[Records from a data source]
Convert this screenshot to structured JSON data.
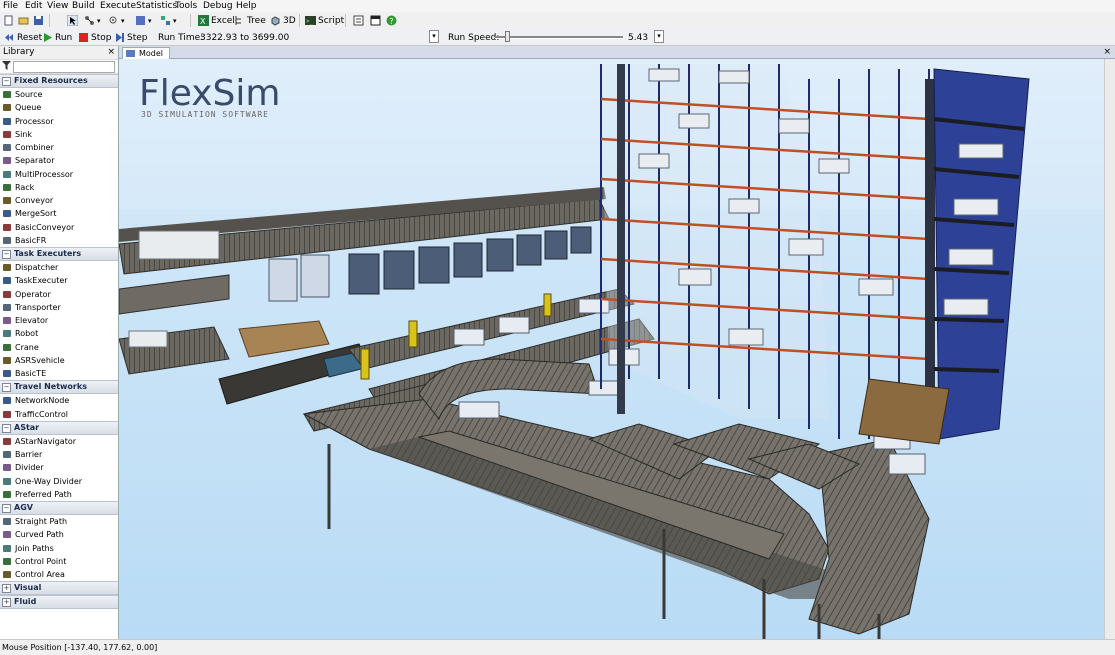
{
  "menu": [
    "File",
    "Edit",
    "View",
    "Build",
    "Execute",
    "Statistics",
    "Tools",
    "Debug",
    "Help"
  ],
  "toolbar": {
    "excel": "Excel",
    "tree": "Tree",
    "view3d": "3D",
    "script": "Script"
  },
  "runbar": {
    "reset": "Reset",
    "run": "Run",
    "stop": "Stop",
    "step": "Step",
    "run_time_label": "Run Time:",
    "run_time_value": "3322.93  to  3699.00",
    "run_speed_label": "Run Speed:",
    "run_speed_value": "5.43",
    "speed_slider_fraction": 0.09
  },
  "library": {
    "title": "Library",
    "close": "×",
    "categories": [
      {
        "label": "Fixed Resources",
        "expanded": true,
        "items": [
          "Source",
          "Queue",
          "Processor",
          "Sink",
          "Combiner",
          "Separator",
          "MultiProcessor",
          "Rack",
          "Conveyor",
          "MergeSort",
          "BasicConveyor",
          "BasicFR"
        ]
      },
      {
        "label": "Task Executers",
        "expanded": true,
        "items": [
          "Dispatcher",
          "TaskExecuter",
          "Operator",
          "Transporter",
          "Elevator",
          "Robot",
          "Crane",
          "ASRSvehicle",
          "BasicTE"
        ]
      },
      {
        "label": "Travel Networks",
        "expanded": true,
        "items": [
          "NetworkNode",
          "TrafficControl"
        ]
      },
      {
        "label": "AStar",
        "expanded": true,
        "items": [
          "AStarNavigator",
          "Barrier",
          "Divider",
          "One-Way Divider",
          "Preferred Path"
        ]
      },
      {
        "label": "AGV",
        "expanded": true,
        "items": [
          "Straight Path",
          "Curved Path",
          "Join Paths",
          "Control Point",
          "Control Area"
        ]
      },
      {
        "label": "Visual",
        "expanded": false,
        "items": []
      },
      {
        "label": "Fluid",
        "expanded": false,
        "items": []
      }
    ]
  },
  "model_tab": {
    "label": "Model",
    "close": "×"
  },
  "logo": {
    "title": "FlexSim",
    "subtitle": "3D SIMULATION SOFTWARE"
  },
  "status": "Mouse Position [-137.40, 177.62, 0.00]",
  "colors": {
    "sky": "#c5e2f7",
    "rack_blue": "#2a3f8f",
    "rack_beam": "#c2522a",
    "conveyor": "#6e6a63",
    "operator": "#d7c21c"
  }
}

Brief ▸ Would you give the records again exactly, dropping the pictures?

Exercise output ▸
Convert this screenshot to structured JSON data.
{
  "menu": [
    "File",
    "Edit",
    "View",
    "Build",
    "Execute",
    "Statistics",
    "Tools",
    "Debug",
    "Help"
  ],
  "toolbar": {
    "excel": "Excel",
    "tree": "Tree",
    "view3d": "3D",
    "script": "Script"
  },
  "runbar": {
    "reset": "Reset",
    "run": "Run",
    "stop": "Stop",
    "step": "Step",
    "run_time_label": "Run Time:",
    "run_time_value": "3322.93  to  3699.00",
    "run_speed_label": "Run Speed:",
    "run_speed_value": "5.43",
    "speed_slider_fraction": 0.09
  },
  "library": {
    "title": "Library",
    "close": "×",
    "categories": [
      {
        "label": "Fixed Resources",
        "expanded": true,
        "items": [
          "Source",
          "Queue",
          "Processor",
          "Sink",
          "Combiner",
          "Separator",
          "MultiProcessor",
          "Rack",
          "Conveyor",
          "MergeSort",
          "BasicConveyor",
          "BasicFR"
        ]
      },
      {
        "label": "Task Executers",
        "expanded": true,
        "items": [
          "Dispatcher",
          "TaskExecuter",
          "Operator",
          "Transporter",
          "Elevator",
          "Robot",
          "Crane",
          "ASRSvehicle",
          "BasicTE"
        ]
      },
      {
        "label": "Travel Networks",
        "expanded": true,
        "items": [
          "NetworkNode",
          "TrafficControl"
        ]
      },
      {
        "label": "AStar",
        "expanded": true,
        "items": [
          "AStarNavigator",
          "Barrier",
          "Divider",
          "One-Way Divider",
          "Preferred Path"
        ]
      },
      {
        "label": "AGV",
        "expanded": true,
        "items": [
          "Straight Path",
          "Curved Path",
          "Join Paths",
          "Control Point",
          "Control Area"
        ]
      },
      {
        "label": "Visual",
        "expanded": false,
        "items": []
      },
      {
        "label": "Fluid",
        "expanded": false,
        "items": []
      }
    ]
  },
  "model_tab": {
    "label": "Model",
    "close": "×"
  },
  "logo": {
    "title": "FlexSim",
    "subtitle": "3D SIMULATION SOFTWARE"
  },
  "status": "Mouse Position [-137.40, 177.62, 0.00]",
  "colors": {
    "sky": "#c5e2f7",
    "rack_blue": "#2a3f8f",
    "rack_beam": "#c2522a",
    "conveyor": "#6e6a63",
    "operator": "#d7c21c"
  }
}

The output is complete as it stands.